    Most natural images can be approximated using their low-rank components. This fact has been successfully exploited in recent advancements of matrix completion algorithms for image recovery. However, a major limitation of low-rank matrix completion algorithms is that they cannot recover the case where a whole row or column is missing. The missing row or column will be simply filled as an arbitrary combination of other rows or columns with known values. This precludes the application of matrix completion to problems such as super-resolution (SR) where missing values in many rows and columns need to be recovered in the process of up-sampling a low-resolution image. Moreover, low-rank regularization considers information globally from the whole image and does not take proper consideration of local spatial consistency. Accordingly, we propose in this paper a solution to the SR problem via simultaneous (global) low-rank and (local) total variation (TV) regularization. We solve the respective cost function using the alternating direction method of multipliers (ADMM). Experiments on MR images of adults and pediatric subjects demonstrate that the proposed method enhances the details of the recovered high-resolution images, and outperforms the nearest-neighbor interpolation, cubic interpolation, non-local means, and TV-based up-sampling. PMID:24505661

  20. Low-Rank Coal and Advanced Technologies for Power Generation

    NASA Astrophysics Data System (ADS)

    Zhang', Dong-ke; Jackson, Peter J.; Vuthaluru, Hari B.

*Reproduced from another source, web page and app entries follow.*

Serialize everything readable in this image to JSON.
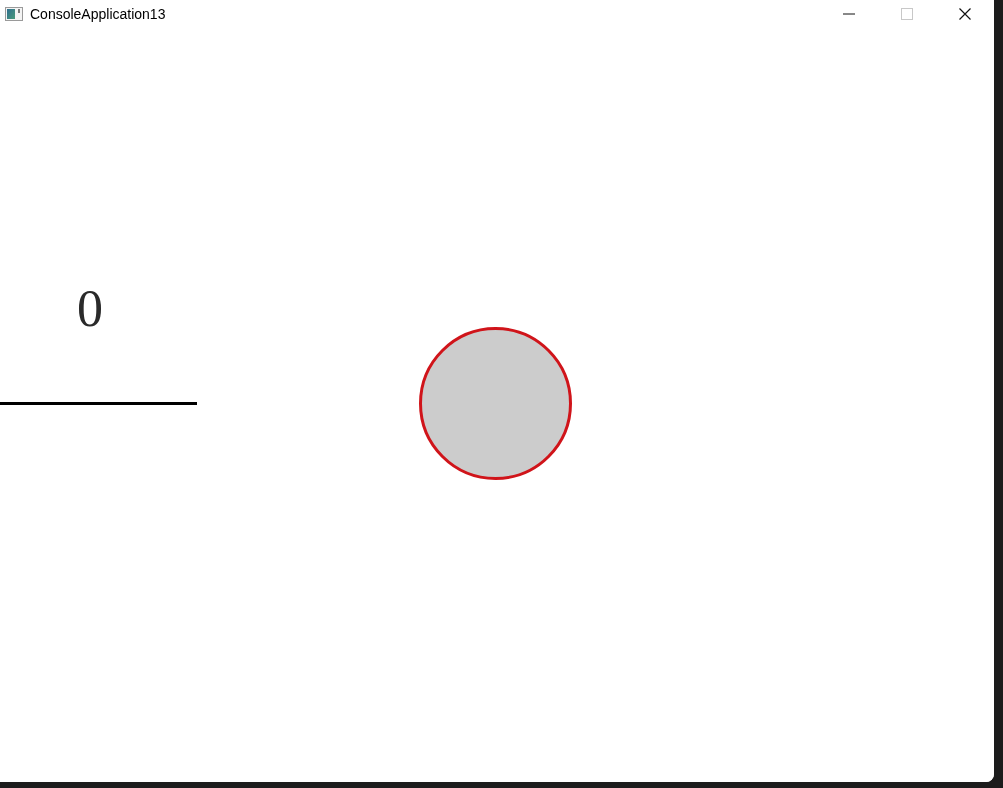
{
  "window": {
    "title": "ConsoleApplication13"
  },
  "canvas": {
    "score": "0"
  }
}
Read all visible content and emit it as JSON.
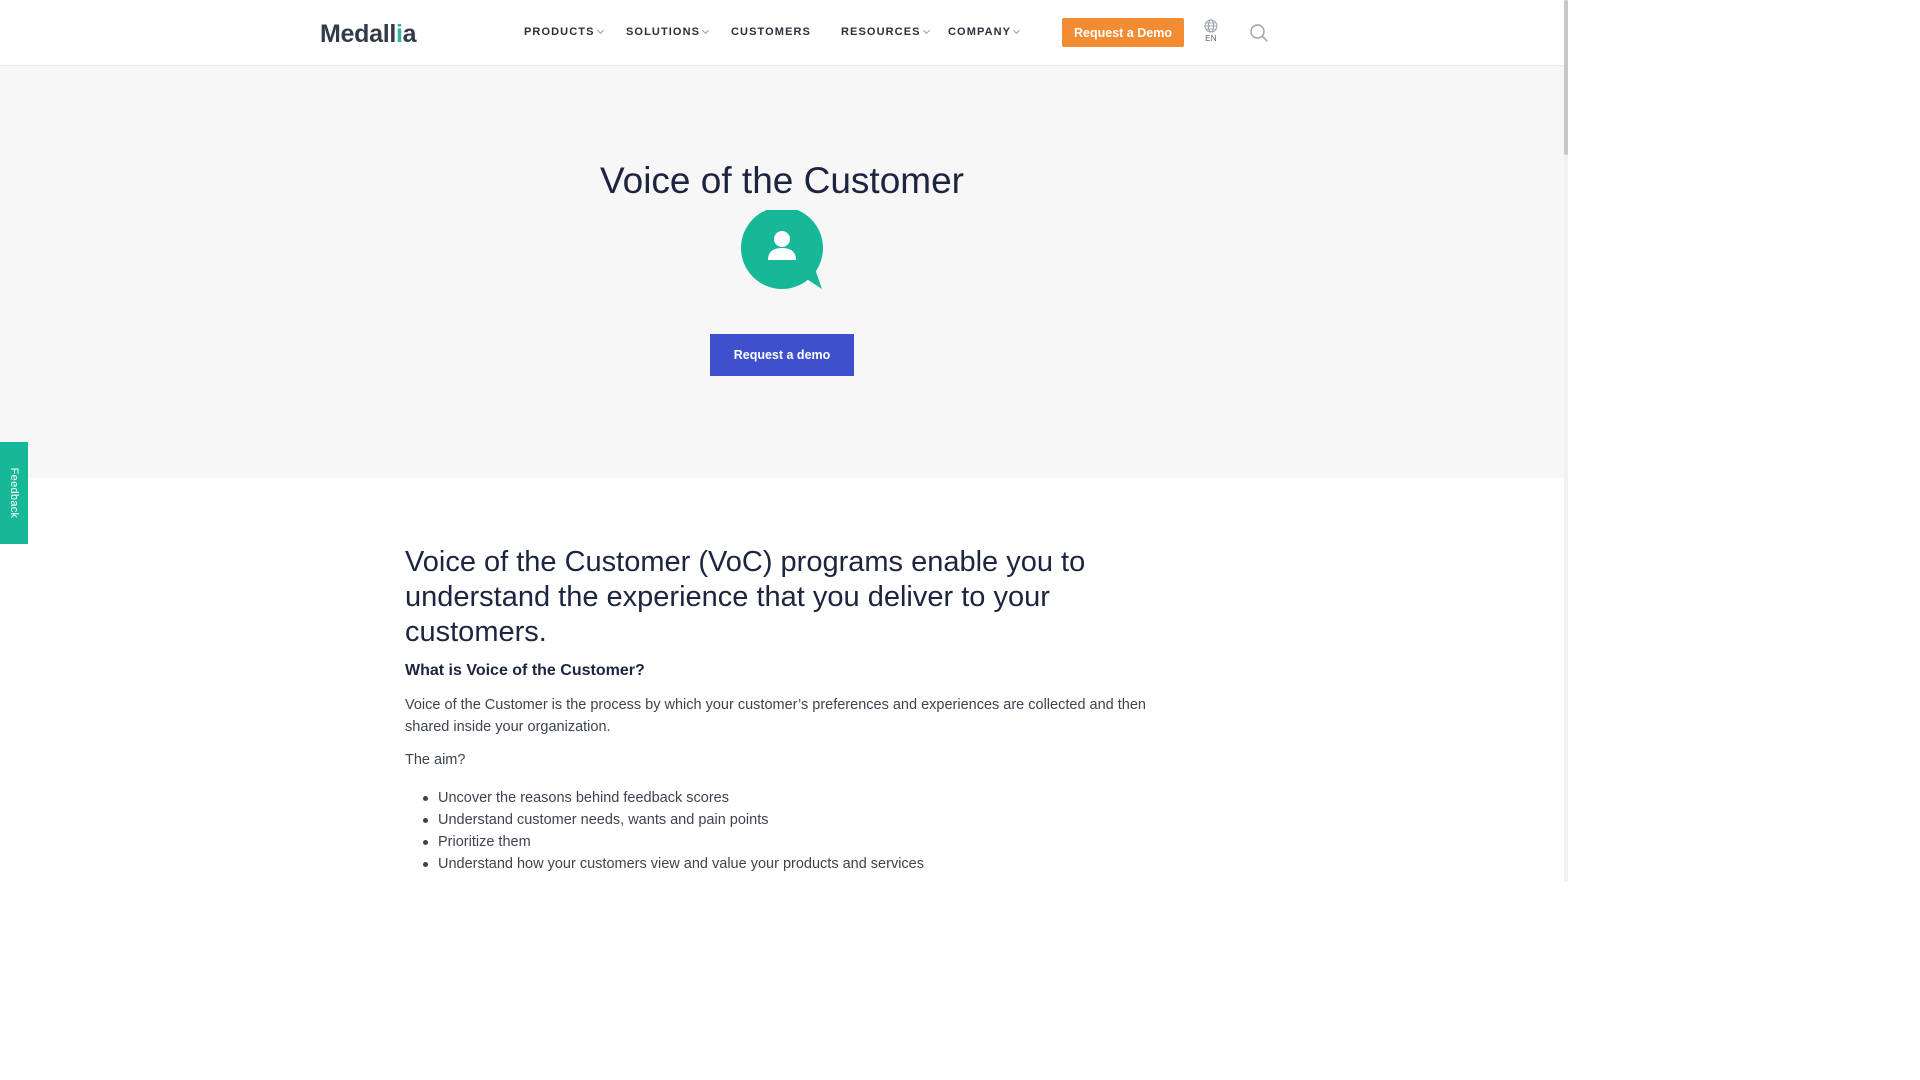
{
  "brand": {
    "logo_text_start": "Medall",
    "logo_text_i": "i",
    "logo_text_end": "a"
  },
  "nav": {
    "products": "PRODUCTS",
    "solutions": "SOLUTIONS",
    "customers": "CUSTOMERS",
    "resources": "RESOURCES",
    "company": "COMPANY",
    "demo_button": "Request a Demo",
    "language": "EN",
    "globe_icon": "globe-icon",
    "search_icon": "search-icon"
  },
  "hero": {
    "title": "Voice of the Customer",
    "icon": "person-speech-bubble-icon",
    "button": "Request a demo"
  },
  "feedback_tab": "Feedback",
  "content": {
    "lead": "Voice of the Customer (VoC) programs enable you to understand the experience that you deliver to your customers.",
    "heading": "What is Voice of the Customer?",
    "paragraph": "Voice of the Customer is the process by which your customer’s preferences and experiences are collected and then shared inside your organization.",
    "aim": "The aim?",
    "bullets": [
      "Uncover the reasons behind feedback scores",
      "Understand customer needs, wants and pain points",
      "Prioritize them",
      "Understand how your customers view and value your products and services"
    ]
  },
  "colors": {
    "accent_orange": "#f28c33",
    "primary_blue": "#3e50cc",
    "teal": "#17b898",
    "text_dark": "#1c2440",
    "hero_bg": "#f7f7f7"
  }
}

    Fluidised-bed based advanced power generation technologies offer higher efficiencies than conventional pulverised fuel fired power plants and better prospects in reducing ash-related problems associated with low-rank coal in such plants. However, bed material agglomeration and bed defluidisation present significant operational difficulties for the utilisation of the low-rank coal in fluidised-bed processes. Alkali and alkaline-earth elements and sulphur compounds, often found in low-rank coals, form low melting point eutectics at typical fluidised-bed combustion and gasification operating temperatures. These low melting-point materials are subsequently transferred onto the bed material particle surfaces, and the ash-coated particles then become adhesive and agglomerate. Defluidisation can occur either as an extension of agglomeration as a rate process gradually leading to defluidisation or as an instantaneous event without agglomeration. A critical thickness of the ash coating layer on the particle surface exists, above which defluidisation occurs. This critical thickness decreases with an increase in bed temperature. Several mineral additives, alternative bed materials and pretreatment of coal have been shown to suppress, to different extents, particle agglomeration and bed defluidisation when burning a high sodium, high sulphur low-rank coal in a spouted fluidised-bed combustor. Sillimanite as an alternative bed material is found to be most effective for defluidisation control. Alternative advanced technologies such as low-temperature pyrolysis and co-production are proposed for future investigation.